● **Task prompt**
With pictures removed, the data below should be returned exactly.

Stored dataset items

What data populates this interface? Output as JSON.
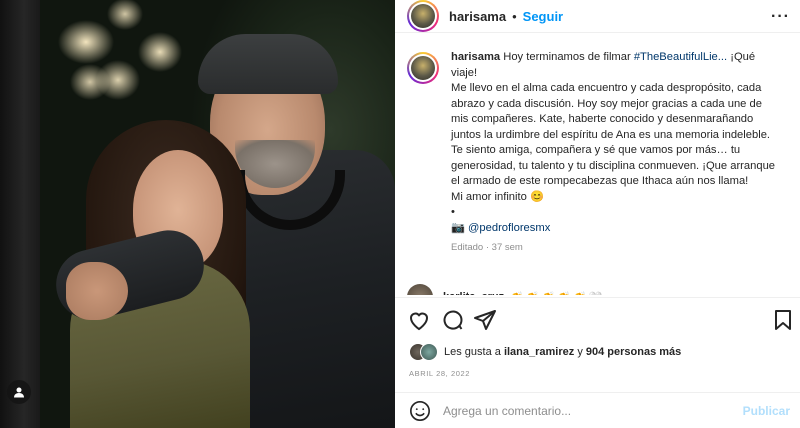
{
  "post": {
    "username": "harisama",
    "dot": "•",
    "follow_label": "Seguir",
    "more_icon": "more-horizontal-icon"
  },
  "caption": {
    "username": "harisama",
    "intro": "Hoy terminamos de filmar",
    "hashtag": "#TheBeautifulLie...",
    "after_hashtag": "¡Qué viaje!",
    "body": "Me llevo en el alma cada encuentro y cada despropósito, cada abrazo y cada discusión. Hoy soy mejor gracias a cada une de mis compañeres. Kate, haberte conocido y desenmarañando juntos la urdimbre del espíritu de Ana es una memoria indeleble. Te siento amiga, compañera y sé que vamos por más… tu generosidad, tu talento y tu disciplina conmueven. ¡Que arranque el armado de este rompecabezas que Ithaca aún nos llama!",
    "closing": "Mi amor infinito 😊",
    "bullet": "•",
    "camera_emoji": "📷",
    "mention": "@pedrofloresmx",
    "edited": "Editado · 37 sem"
  },
  "next_comment": {
    "username": "karlita_cruz",
    "emojis": "👏👏👏👏👏🤍"
  },
  "likes": {
    "prefix": "Les gusta a",
    "user": "ilana_ramirez",
    "connector": "y",
    "count": "904 personas más"
  },
  "date": "ABRIL 28, 2022",
  "comment": {
    "placeholder": "Agrega un comentario...",
    "publish_label": "Publicar",
    "emoji_icon": "smiley-icon"
  },
  "colors": {
    "accent": "#0095f6",
    "link": "#00376b",
    "muted": "#8e8e8e"
  }
}
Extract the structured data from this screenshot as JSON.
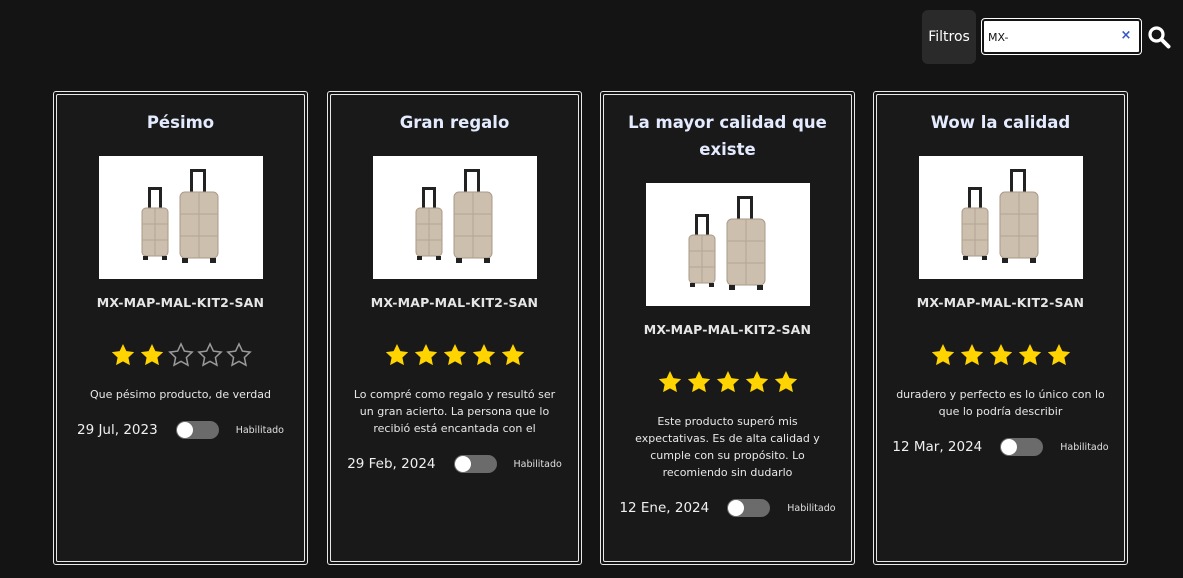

● **Solution to the problem**
What data populates this interface? Output as JSON.
{
  "post": {
    "username": "harisama",
    "dot": "•",
    "follow_label": "Seguir",
    "more_icon": "more-horizontal-icon"
  },
  "caption": {
    "username": "harisama",
    "intro": "Hoy terminamos de filmar",
    "hashtag": "#TheBeautifulLie...",
    "after_hashtag": "¡Qué viaje!",
    "body": "Me llevo en el alma cada encuentro y cada despropósito, cada abrazo y cada discusión. Hoy soy mejor gracias a cada une de mis compañeres. Kate, haberte conocido y desenmarañando juntos la urdimbre del espíritu de Ana es una memoria indeleble. Te siento amiga, compañera y sé que vamos por más… tu generosidad, tu talento y tu disciplina conmueven. ¡Que arranque el armado de este rompecabezas que Ithaca aún nos llama!",
    "closing": "Mi amor infinito 😊",
    "bullet": "•",
    "camera_emoji": "📷",
    "mention": "@pedrofloresmx",
    "edited": "Editado · 37 sem"
  },
  "next_comment": {
    "username": "karlita_cruz",
    "emojis": "👏👏👏👏👏🤍"
  },
  "likes": {
    "prefix": "Les gusta a",
    "user": "ilana_ramirez",
    "connector": "y",
    "count": "904 personas más"
  },
  "date": "ABRIL 28, 2022",
  "comment": {
    "placeholder": "Agrega un comentario...",
    "publish_label": "Publicar",
    "emoji_icon": "smiley-icon"
  },
  "colors": {
    "accent": "#0095f6",
    "link": "#00376b",
    "muted": "#8e8e8e"
  }
}
Extract the structured data from this screenshot as JSON.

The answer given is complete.